▶ DATA TO EXAMINE

•••

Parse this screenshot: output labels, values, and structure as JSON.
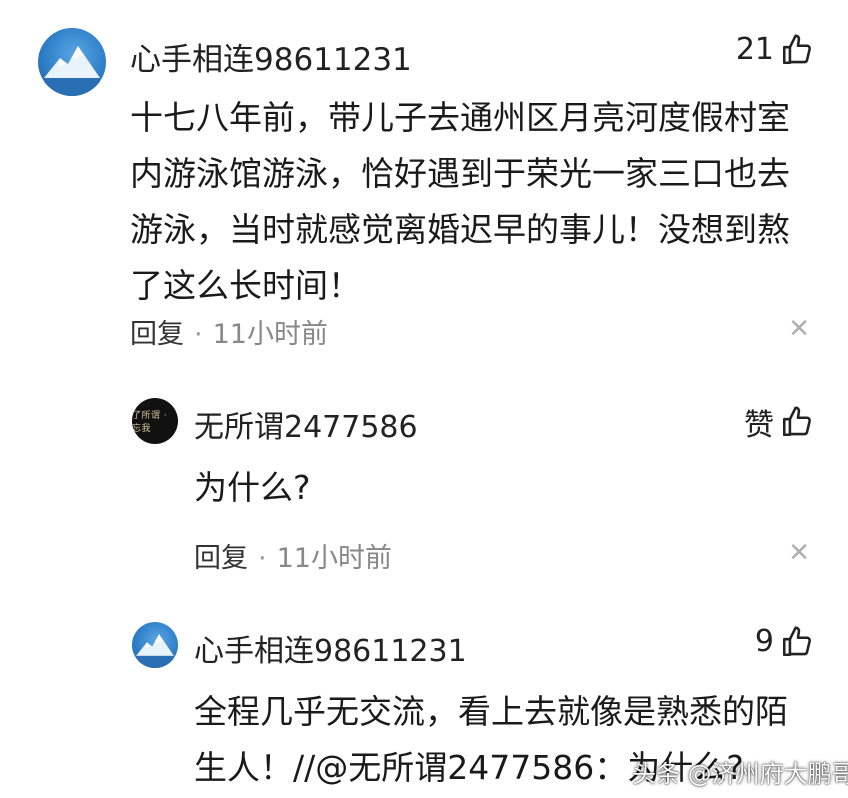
{
  "comments": [
    {
      "username": "心手相连98611231",
      "like_count": "21",
      "content": "十七八年前，带儿子去通州区月亮河度假村室内游泳馆游泳，恰好遇到于荣光一家三口也去游泳，当时就感觉离婚迟早的事儿！没想到熬了这么长时间！",
      "reply_label": "回复",
      "separator": "·",
      "time": "11小时前"
    }
  ],
  "replies": [
    {
      "username": "无所谓2477586",
      "avatar_text": "了所谓 · 忘我",
      "like_label": "赞",
      "content": "为什么?",
      "reply_label": "回复",
      "separator": "·",
      "time": "11小时前"
    },
    {
      "username": "心手相连98611231",
      "like_count": "9",
      "content": "全程几乎无交流，看上去就像是熟悉的陌生人！//@无所谓2477586：为什么?"
    }
  ],
  "close_symbol": "✕",
  "watermark": "头条 @济州府大鹏哥",
  "icons": [
    "thumbs-up-icon",
    "close-icon",
    "avatar-mountain-icon"
  ]
}
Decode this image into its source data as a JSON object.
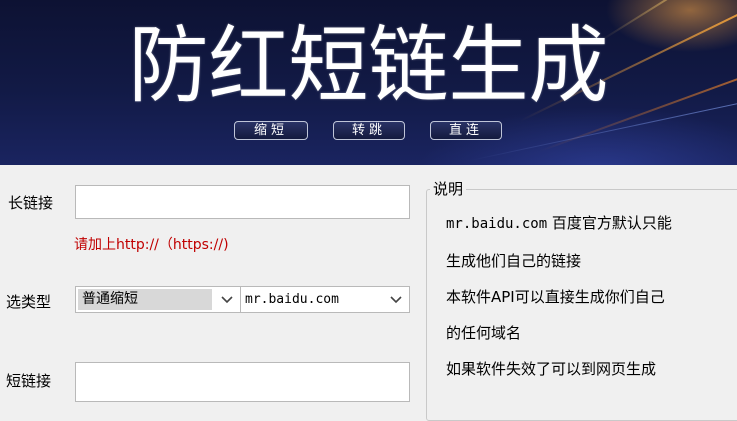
{
  "banner": {
    "title": "防红短链生成",
    "buttons": [
      "缩短",
      "转跳",
      "直连"
    ]
  },
  "form": {
    "long_url_label": "长链接",
    "long_url_value": "",
    "hint": "请加上http://（https://)",
    "type_label": "选类型",
    "type_value": "普通缩短",
    "domain_value": "mr.baidu.com",
    "short_url_label": "短链接",
    "short_url_value": ""
  },
  "info": {
    "title": "说明",
    "line1_domain": "mr.baidu.com",
    "line1_text": " 百度官方默认只能",
    "line2": "生成他们自己的链接",
    "line3": "本软件API可以直接生成你们自己",
    "line4": "的任何域名",
    "line5": "如果软件失效了可以到网页生成"
  },
  "colors": {
    "hint": "#c00000",
    "banner_bg": "#121a46"
  }
}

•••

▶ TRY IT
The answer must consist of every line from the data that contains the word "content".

▶ EXERCISE RESULT
      "content": "十七八年前，带儿子去通州区月亮河度假村室内游泳馆游泳，恰好遇到于荣光一家三口也去游泳，当时就感觉离婚迟早的事儿！没想到熬了这么长时间！",
      "content": "为什么?",
      "content": "全程几乎无交流，看上去就像是熟悉的陌生人！//@无所谓2477586：为什么?"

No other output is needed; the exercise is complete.